Brick Stone Metal Wood Building on Tradition

Front cover image

Introductory text by Carlos García Fernández and Begoña de Abajo Castrillo

Buy now Not yet printed due - 12/19

9781864708370
Hardcover
The Images Publishing Group
Territory: USA & Canada
Size: 8.25 in x 11 in
Pages: 256
Illustrations: 300 color

RRP $50.00

  • Richly illustrated with full-color photographs, and detailed plans throughout
  • Features a selection of contemporary projects all employing or repurposing traditional materials, to create new and innovative buildings
  • Projects include a range of typologies, from houses to cultural centers, or museums to sports pavilions, brand new designer builds to modern extensions on centuries-old heritage buildings
  • Each example provides a clear illustration of how traditional materials have been used to highlight or enhance the building

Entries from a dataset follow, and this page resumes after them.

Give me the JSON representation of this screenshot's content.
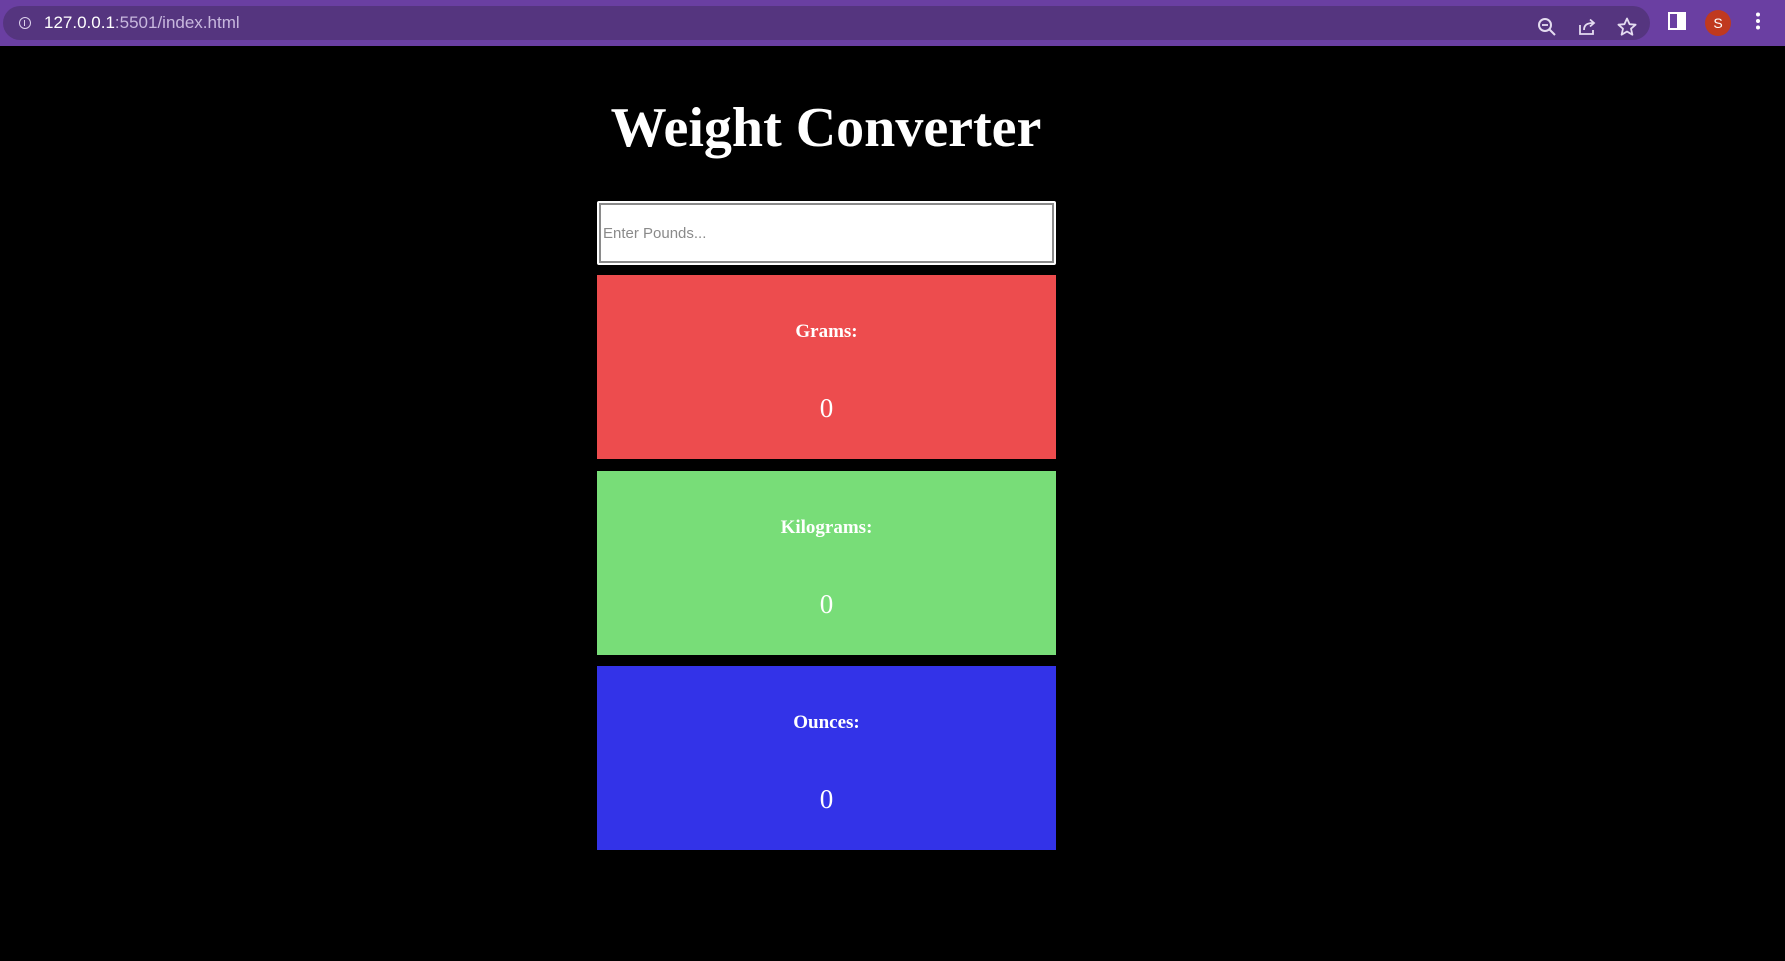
{
  "browser": {
    "url_host": "127.0.0.1",
    "url_path": ":5501/index.html",
    "avatar_initial": "S",
    "icons": [
      "info-icon",
      "zoom-icon",
      "share-icon",
      "star-icon",
      "side-panel-icon",
      "menu-dots-icon"
    ],
    "accent_color": "#6a3fa2"
  },
  "page": {
    "title": "Weight Converter",
    "input": {
      "placeholder": "Enter Pounds...",
      "value": ""
    },
    "cards": [
      {
        "label": "Grams:",
        "value": "0",
        "color": "#ed4c4e"
      },
      {
        "label": "Kilograms:",
        "value": "0",
        "color": "#78dd78"
      },
      {
        "label": "Ounces:",
        "value": "0",
        "color": "#3333e8"
      }
    ]
  }
}
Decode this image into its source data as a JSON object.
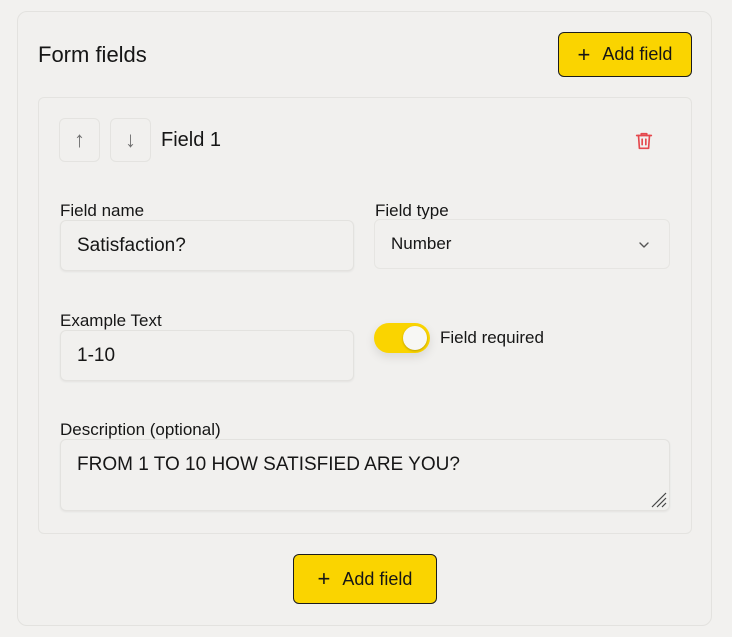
{
  "panel": {
    "title": "Form fields",
    "add_field_top_label": "Add field",
    "add_field_bottom_label": "Add field"
  },
  "field": {
    "title": "Field 1",
    "move_up_icon": "arrow-up-icon",
    "move_down_icon": "arrow-down-icon",
    "delete_icon": "trash-icon",
    "name_label": "Field name",
    "name_value": "Satisfaction?",
    "type_label": "Field type",
    "type_value": "Number",
    "example_label": "Example Text",
    "example_value": "1-10",
    "required_label": "Field required",
    "required_on": true,
    "description_label": "Description (optional)",
    "description_value": "FROM 1 TO 10 HOW SATISFIED ARE YOU?"
  },
  "colors": {
    "accent": "#fad400",
    "danger": "#e5484d",
    "background": "#f2f1ef"
  }
}
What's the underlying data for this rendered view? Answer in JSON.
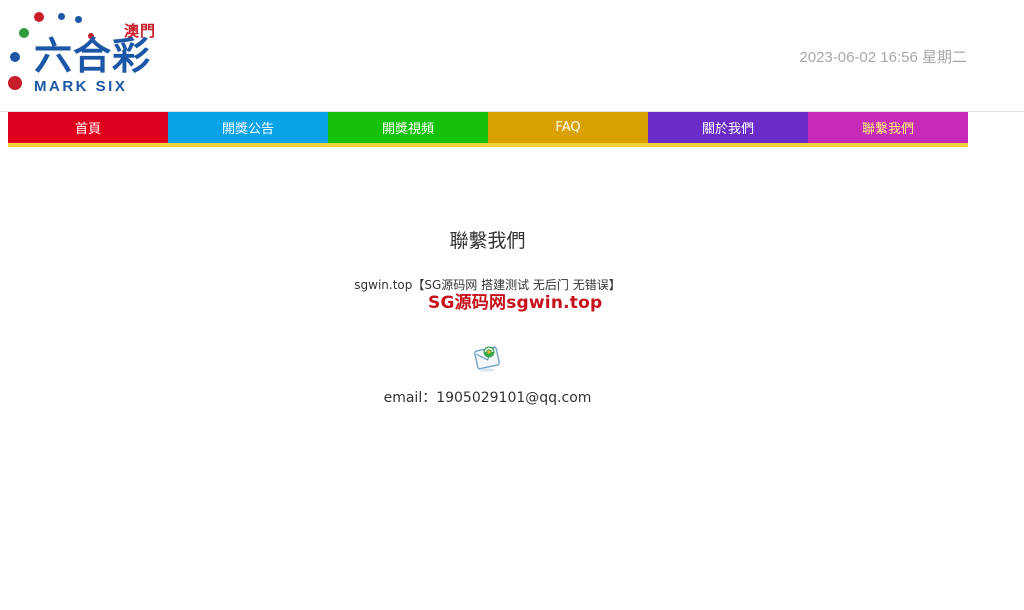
{
  "header": {
    "logo": {
      "region": "澳門",
      "name": "六合彩",
      "subtitle": "MARK SIX"
    },
    "datetime": "2023-06-02 16:56 星期二"
  },
  "nav": {
    "items": [
      {
        "label": "首頁",
        "color": "#e0001e"
      },
      {
        "label": "開獎公告",
        "color": "#0aa3e8"
      },
      {
        "label": "開獎視頻",
        "color": "#16c10b"
      },
      {
        "label": "FAQ",
        "color": "#d9a100"
      },
      {
        "label": "關於我們",
        "color": "#6a2bc7"
      },
      {
        "label": "聯繫我們",
        "color": "#c72ab8"
      }
    ],
    "active_index": 5,
    "underline_color": "#f3d33a"
  },
  "main": {
    "title": "聯繫我們",
    "description": "sgwin.top【SG源码网 搭建测试 无后门 无错误】",
    "watermark": "SG源码网sgwin.top",
    "mail_icon": "envelope-icon",
    "email": "email：1905029101@qq.com"
  }
}
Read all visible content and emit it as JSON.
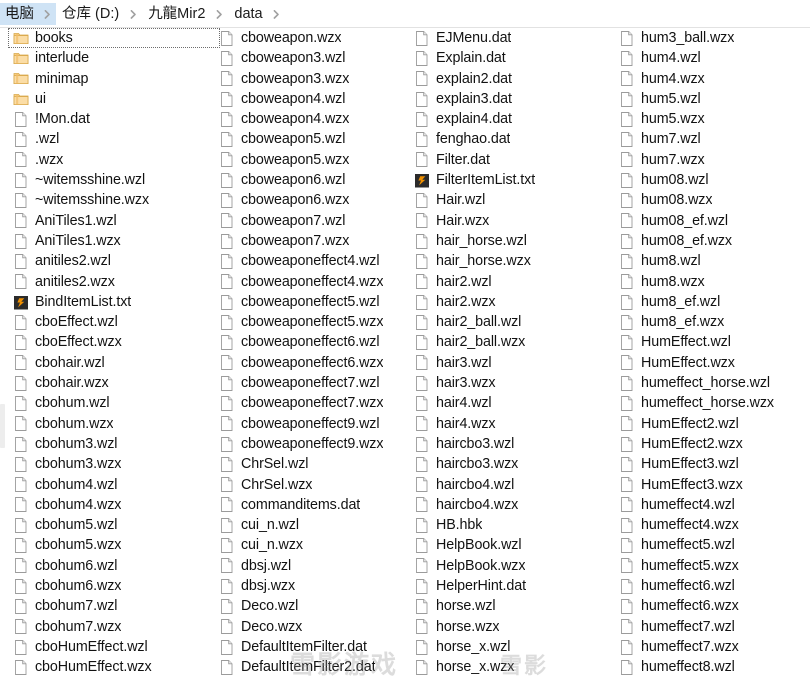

The buildings of the past were constructed with readily available and local materials, such as stone, wood, or handmade bricks. Architects in the modern era, however, can choose from an ever increasing number of new materials, each one allowing for different advances in design. And yet the traditional materials have never been entirely supplanted; they still form an important part of the architectural range and are still used by architects the world over. The humble brick, for example, has remained a constant throughout the history of architecture, as has timber with its flexibility and warm tones. But today such elements can be used in conjunction with newer materials to highlight their natural beauty in many different ways: creating a stunning metal facade, wrapping a building with a cool, sleek stone finish, designing a wall with an eye-catching interesting texture, or adding depth or warmth to an internal design. Traditional metals are also finding new use, being employed to coat a structure in a light metal skin that reflects the sunlight, or embedded onto a building to add interest and texture. This book journeys through a curated selection of stunning examples from across the world, showcasing how each material is creatively used over a diverse range of building types and styles, and illustrating the myriad possibilities and forms available to the modern architect who chooses to rework these age-old materials into a brand-new decorative yet functional form.

RAW/deAbajoGarcia is an architecture office founded in 2013 in New York by Carlos García Fernández and Begoña de Abajo Castrillo, though they are currently based in Madrid. Each holds a Master in Advanced Architectural Design from Columbia University where they both studied as Fulbright fellows. Carlos García Fernández holds a PhD in Architecture from the Madrid School of Architecture and has also studied at TU Delft in Holland. He has been fellow at the Spanish Academy in Rome and visiting researcher at Keio University in Tokyo, in the Sejima Laboratory. He is currently working as an Associate Professor at the Architectural Projects Department at ETSAM. Begoña de Abajo Castrillo is the recipient of the National End of Studies Prize (Ministry of Education) and End of Studies Prize 2012 (UPM). She also studied at the Illinois Institute of Technology in Chicago and is currently developing her PhD as researcher in the Architectural Projects Department at ETSAM. She has worked with Alvaro Siza in Porto then became a member of the Foster and Partners Madrid team.